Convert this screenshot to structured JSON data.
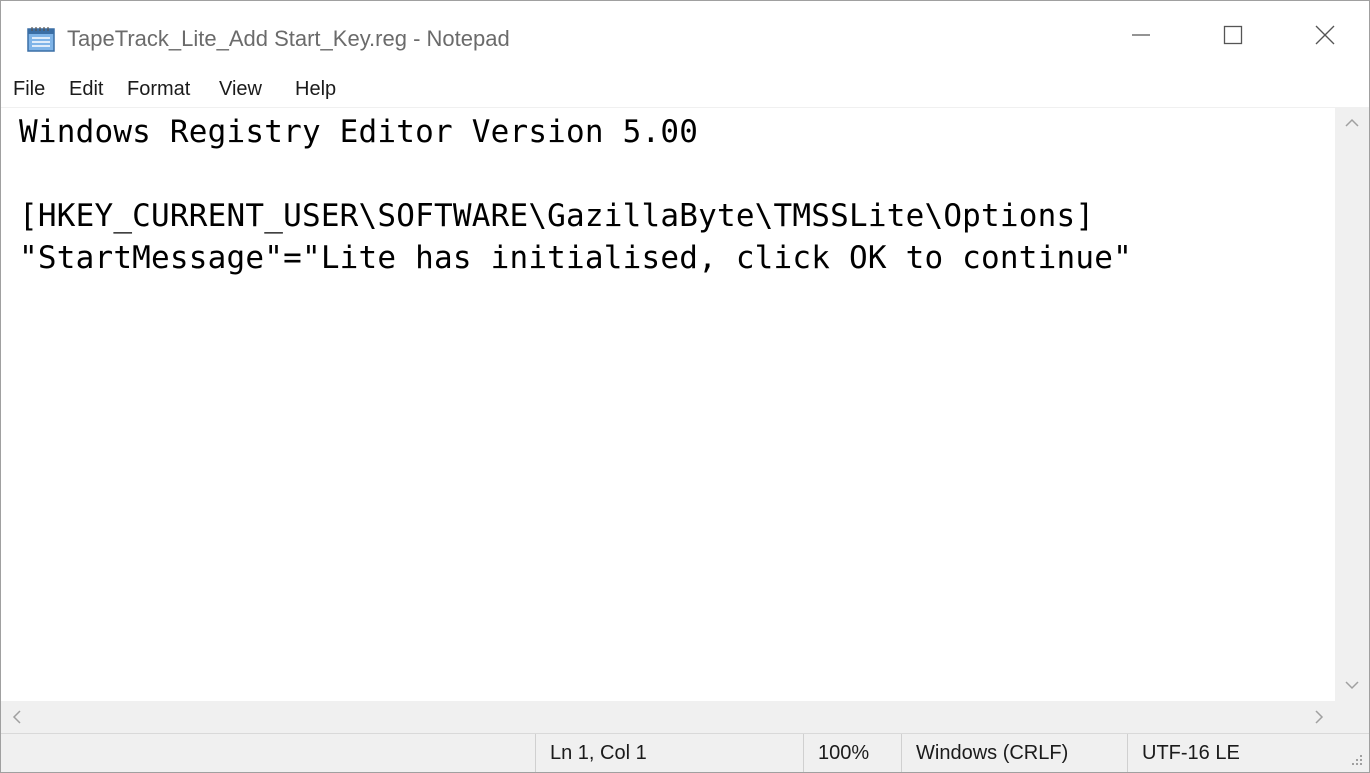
{
  "window": {
    "title": "TapeTrack_Lite_Add Start_Key.reg - Notepad",
    "controls": {
      "minimize": "—",
      "maximize": "☐",
      "close": "✕"
    }
  },
  "menu": {
    "items": [
      "File",
      "Edit",
      "Format",
      "View",
      "Help"
    ]
  },
  "editor": {
    "lines": [
      "Windows Registry Editor Version 5.00",
      "",
      "[HKEY_CURRENT_USER\\SOFTWARE\\GazillaByte\\TMSSLite\\Options]",
      "\"StartMessage\"=\"Lite has initialised, click OK to continue\""
    ]
  },
  "status": {
    "position": "Ln 1, Col 1",
    "zoom": "100%",
    "line_ending": "Windows (CRLF)",
    "encoding": "UTF-16 LE"
  },
  "icons": {
    "app": "notepad-icon",
    "scroll_up": "chevron-up-icon",
    "scroll_down": "chevron-down-icon",
    "scroll_left": "chevron-left-icon",
    "scroll_right": "chevron-right-icon",
    "resize_grip": "resize-grip-icon"
  },
  "colors": {
    "text": "#000000",
    "chrome_text": "#6b6b6b",
    "status_bg": "#f0f0f0"
  }
}
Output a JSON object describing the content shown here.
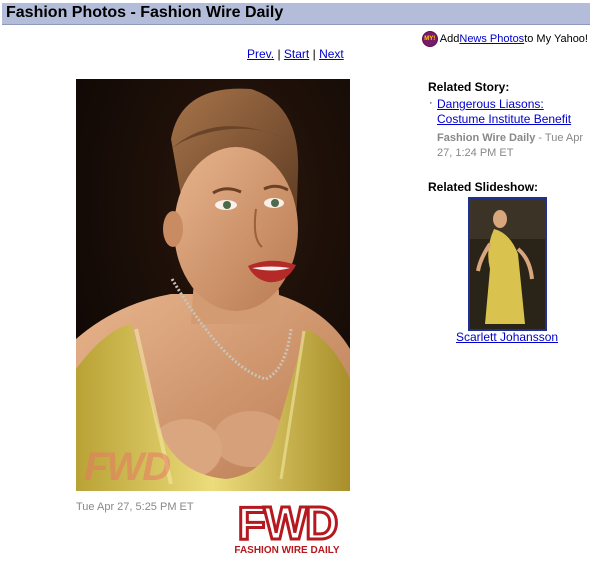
{
  "header": {
    "title": "Fashion Photos - Fashion Wire Daily"
  },
  "yahoo": {
    "badge": "MY!",
    "pre": "Add ",
    "link": "News Photos",
    "post": " to My Yahoo!"
  },
  "nav": {
    "prev": "Prev.",
    "sep1": " | ",
    "start": "Start",
    "sep2": " | ",
    "next": "Next"
  },
  "photo": {
    "watermark": "FWD",
    "timestamp": "Tue Apr 27, 5:25 PM ET"
  },
  "logo": {
    "mark": "FWD",
    "tagline": "FASHION WIRE DAILY"
  },
  "related_story": {
    "heading": "Related Story:",
    "bullet": "·",
    "link": "Dangerous Liasons: Costume Institute Benefit",
    "source": "Fashion Wire Daily",
    "date": " - Tue Apr 27, 1:24 PM ET"
  },
  "related_slideshow": {
    "heading": "Related Slideshow:",
    "caption": "Scarlett Johansson"
  },
  "colors": {
    "title_bar": "#b3bdd9",
    "link": "#0000cc",
    "logo_red": "#b5181e",
    "dress": "#d9c34e"
  }
}
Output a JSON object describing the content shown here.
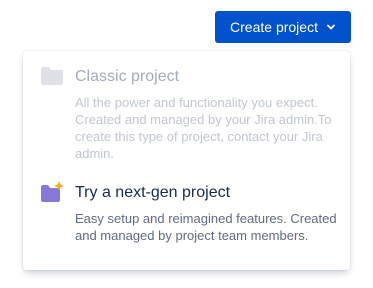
{
  "header": {
    "create_button_label": "Create project"
  },
  "menu": {
    "items": [
      {
        "title": "Classic project",
        "description": "All the power and functionality you expect. Created and managed by your Jira admin.To create this type of project, contact your Jira admin.",
        "icon": "folder-icon",
        "disabled": true
      },
      {
        "title": "Try a next-gen project",
        "description": "Easy setup and reimagined features. Created and managed by project team members.",
        "icon": "sparkle-folder-icon",
        "disabled": false
      }
    ]
  },
  "colors": {
    "primary_button": "#0052cc",
    "next_gen_folder": "#8777d9",
    "sparkle": "#ffab00",
    "disabled_folder": "#dfe1e6"
  }
}
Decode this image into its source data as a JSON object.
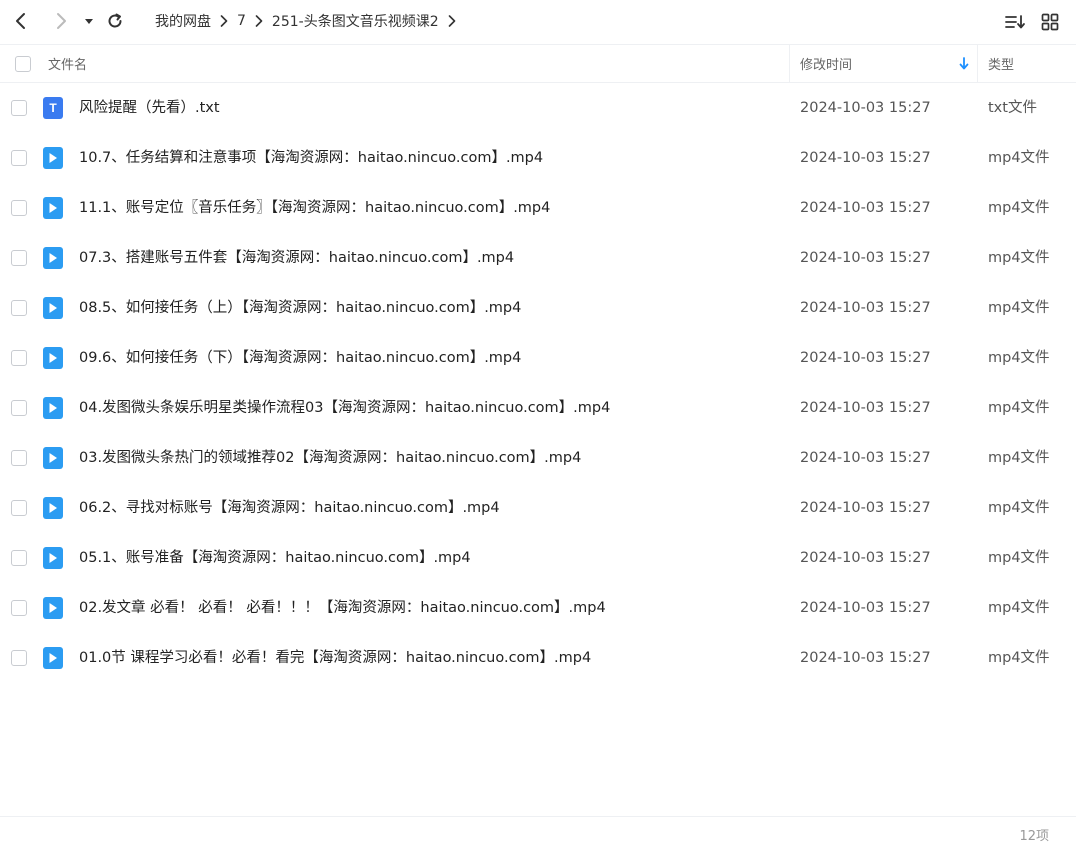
{
  "toolbar": {
    "back_icon": "chevron-left-icon",
    "forward_icon": "chevron-right-icon",
    "dropdown_icon": "caret-down-icon",
    "refresh_icon": "refresh-icon",
    "sort_icon": "sort-list-icon",
    "grid_icon": "grid-view-icon"
  },
  "breadcrumb": [
    "我的网盘",
    "7",
    "251-头条图文音乐视频课2"
  ],
  "columns": {
    "name": "文件名",
    "modified": "修改时间",
    "type": "类型",
    "sort_direction": "descending"
  },
  "files": [
    {
      "name": "风险提醒（先看）.txt",
      "modified": "2024-10-03 15:27",
      "type": "txt文件",
      "kind": "txt",
      "icon_letter": "T"
    },
    {
      "name": "10.7、任务结算和注意事项【海淘资源网：haitao.nincuo.com】.mp4",
      "modified": "2024-10-03 15:27",
      "type": "mp4文件",
      "kind": "video"
    },
    {
      "name": "11.1、账号定位〖音乐任务〗【海淘资源网：haitao.nincuo.com】.mp4",
      "modified": "2024-10-03 15:27",
      "type": "mp4文件",
      "kind": "video"
    },
    {
      "name": "07.3、搭建账号五件套【海淘资源网：haitao.nincuo.com】.mp4",
      "modified": "2024-10-03 15:27",
      "type": "mp4文件",
      "kind": "video"
    },
    {
      "name": "08.5、如何接任务（上）【海淘资源网：haitao.nincuo.com】.mp4",
      "modified": "2024-10-03 15:27",
      "type": "mp4文件",
      "kind": "video"
    },
    {
      "name": "09.6、如何接任务（下）【海淘资源网：haitao.nincuo.com】.mp4",
      "modified": "2024-10-03 15:27",
      "type": "mp4文件",
      "kind": "video"
    },
    {
      "name": "04.发图微头条娱乐明星类操作流程03【海淘资源网：haitao.nincuo.com】.mp4",
      "modified": "2024-10-03 15:27",
      "type": "mp4文件",
      "kind": "video"
    },
    {
      "name": "03.发图微头条热门的领域推荐02【海淘资源网：haitao.nincuo.com】.mp4",
      "modified": "2024-10-03 15:27",
      "type": "mp4文件",
      "kind": "video"
    },
    {
      "name": "06.2、寻找对标账号【海淘资源网：haitao.nincuo.com】.mp4",
      "modified": "2024-10-03 15:27",
      "type": "mp4文件",
      "kind": "video"
    },
    {
      "name": "05.1、账号准备【海淘资源网：haitao.nincuo.com】.mp4",
      "modified": "2024-10-03 15:27",
      "type": "mp4文件",
      "kind": "video"
    },
    {
      "name": "02.发文章 必看！ 必看！ 必看！！！【海淘资源网：haitao.nincuo.com】.mp4",
      "modified": "2024-10-03 15:27",
      "type": "mp4文件",
      "kind": "video"
    },
    {
      "name": "01.0节 课程学习必看！必看！看完【海淘资源网：haitao.nincuo.com】.mp4",
      "modified": "2024-10-03 15:27",
      "type": "mp4文件",
      "kind": "video"
    }
  ],
  "footer": {
    "count": "12项"
  },
  "colors": {
    "accent": "#1e90ff",
    "txt_icon": "#3a7bf0",
    "video_icon": "#2b9cf2",
    "divider": "#eef0f3"
  }
}
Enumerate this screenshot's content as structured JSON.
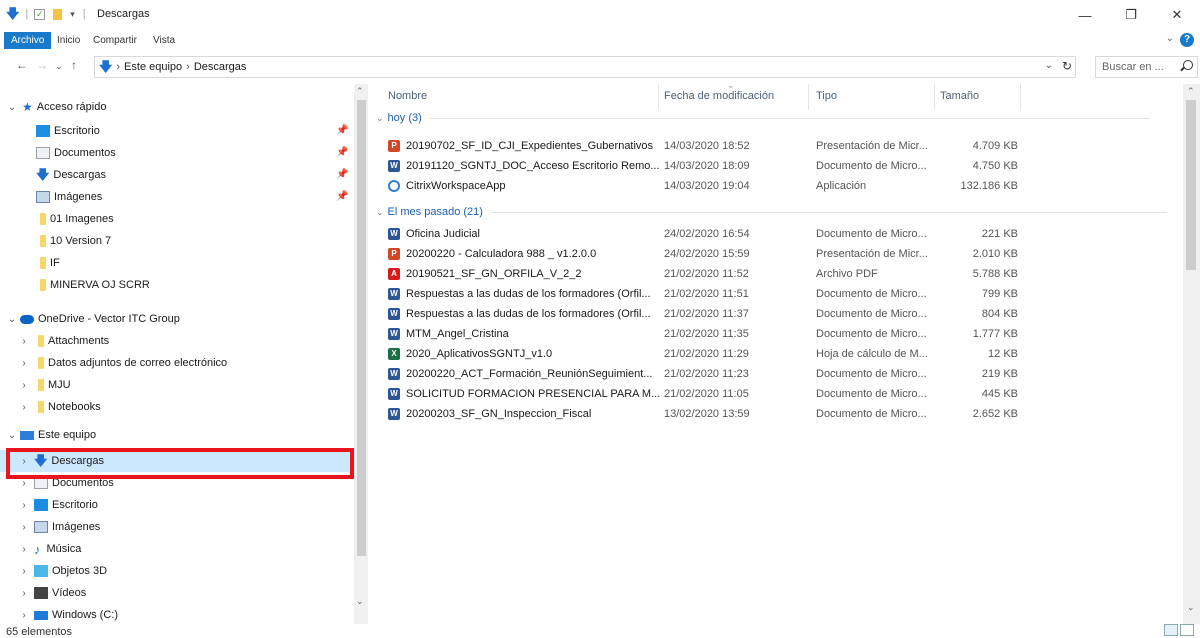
{
  "window": {
    "title": "Descargas",
    "minimize": "—",
    "maximize": "❐",
    "close": "✕"
  },
  "ribbon": {
    "tabs": [
      "Archivo",
      "Inicio",
      "Compartir",
      "Vista"
    ],
    "help": "?"
  },
  "address": {
    "segments": [
      "Este equipo",
      "Descargas"
    ],
    "search_placeholder": "Buscar en ..."
  },
  "nav": {
    "quick_access": "Acceso rápido",
    "quick_items": [
      {
        "label": "Escritorio",
        "icon": "desktop-icon"
      },
      {
        "label": "Documentos",
        "icon": "documents-icon"
      },
      {
        "label": "Descargas",
        "icon": "downloads-icon"
      },
      {
        "label": "Imágenes",
        "icon": "pictures-icon"
      },
      {
        "label": "01 Imagenes",
        "icon": "folder-icon"
      },
      {
        "label": "10 Version 7",
        "icon": "folder-icon"
      },
      {
        "label": "IF",
        "icon": "folder-icon"
      },
      {
        "label": "MINERVA OJ SCRR",
        "icon": "folder-icon"
      }
    ],
    "onedrive": "OneDrive - Vector ITC Group",
    "onedrive_items": [
      {
        "label": "Attachments"
      },
      {
        "label": "Datos adjuntos de correo electrónico"
      },
      {
        "label": "MJU"
      },
      {
        "label": "Notebooks"
      }
    ],
    "this_pc": "Este equipo",
    "pc_items": [
      {
        "label": "Descargas",
        "icon": "downloads-icon"
      },
      {
        "label": "Documentos",
        "icon": "documents-icon"
      },
      {
        "label": "Escritorio",
        "icon": "desktop-icon"
      },
      {
        "label": "Imágenes",
        "icon": "pictures-icon"
      },
      {
        "label": "Música",
        "icon": "music-icon"
      },
      {
        "label": "Objetos 3D",
        "icon": "3d-objects-icon"
      },
      {
        "label": "Vídeos",
        "icon": "videos-icon"
      },
      {
        "label": "Windows (C:)",
        "icon": "drive-icon"
      }
    ]
  },
  "columns": {
    "name": "Nombre",
    "date": "Fecha de modificación",
    "type": "Tipo",
    "size": "Tamaño"
  },
  "groups": [
    {
      "label": "hoy (3)",
      "files": [
        {
          "name": "20190702_SF_ID_CJI_Expedientes_Gubernativos",
          "date": "14/03/2020 18:52",
          "type": "Presentación de Micr...",
          "size": "4.709 KB",
          "kind": "ppt"
        },
        {
          "name": "20191120_SGNTJ_DOC_Acceso Escritorio Remo...",
          "date": "14/03/2020 18:09",
          "type": "Documento de Micro...",
          "size": "4.750 KB",
          "kind": "word"
        },
        {
          "name": "CitrixWorkspaceApp",
          "date": "14/03/2020 19:04",
          "type": "Aplicación",
          "size": "132.186 KB",
          "kind": "app"
        }
      ]
    },
    {
      "label": "El mes pasado (21)",
      "files": [
        {
          "name": "Oficina Judicial",
          "date": "24/02/2020 16:54",
          "type": "Documento de Micro...",
          "size": "221 KB",
          "kind": "word"
        },
        {
          "name": "20200220 - Calculadora 988 _ v1.2.0.0",
          "date": "24/02/2020 15:59",
          "type": "Presentación de Micr...",
          "size": "2.010 KB",
          "kind": "ppt"
        },
        {
          "name": "20190521_SF_GN_ORFILA_V_2_2",
          "date": "21/02/2020 11:52",
          "type": "Archivo PDF",
          "size": "5.788 KB",
          "kind": "pdf"
        },
        {
          "name": "Respuestas a las dudas de los formadores (Orfil...",
          "date": "21/02/2020 11:51",
          "type": "Documento de Micro...",
          "size": "799 KB",
          "kind": "word"
        },
        {
          "name": "Respuestas a las dudas de los formadores (Orfil...",
          "date": "21/02/2020 11:37",
          "type": "Documento de Micro...",
          "size": "804 KB",
          "kind": "word"
        },
        {
          "name": "MTM_Angel_Cristina",
          "date": "21/02/2020 11:35",
          "type": "Documento de Micro...",
          "size": "1.777 KB",
          "kind": "word"
        },
        {
          "name": "2020_AplicativosSGNTJ_v1.0",
          "date": "21/02/2020 11:29",
          "type": "Hoja de cálculo de M...",
          "size": "12 KB",
          "kind": "xls"
        },
        {
          "name": "20200220_ACT_Formación_ReuniónSeguimient...",
          "date": "21/02/2020 11:23",
          "type": "Documento de Micro...",
          "size": "219 KB",
          "kind": "word"
        },
        {
          "name": "SOLICITUD FORMACION PRESENCIAL PARA M...",
          "date": "21/02/2020 11:05",
          "type": "Documento de Micro...",
          "size": "445 KB",
          "kind": "word"
        },
        {
          "name": "20200203_SF_GN_Inspeccion_Fiscal",
          "date": "13/02/2020 13:59",
          "type": "Documento de Micro...",
          "size": "2.652 KB",
          "kind": "word"
        }
      ]
    }
  ],
  "status": {
    "count": "65 elementos"
  },
  "colors": {
    "accent": "#1979ca",
    "selection": "#cce8ff",
    "highlight": "#e8141e"
  }
}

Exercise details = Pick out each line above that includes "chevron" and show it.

Task answer =
    "scroll_up": "chevron-up-icon",
    "scroll_down": "chevron-down-icon",
    "scroll_left": "chevron-left-icon",
    "scroll_right": "chevron-right-icon",
    "back_icon": "chevron-left-icon",
    "forward_icon": "chevron-right-icon",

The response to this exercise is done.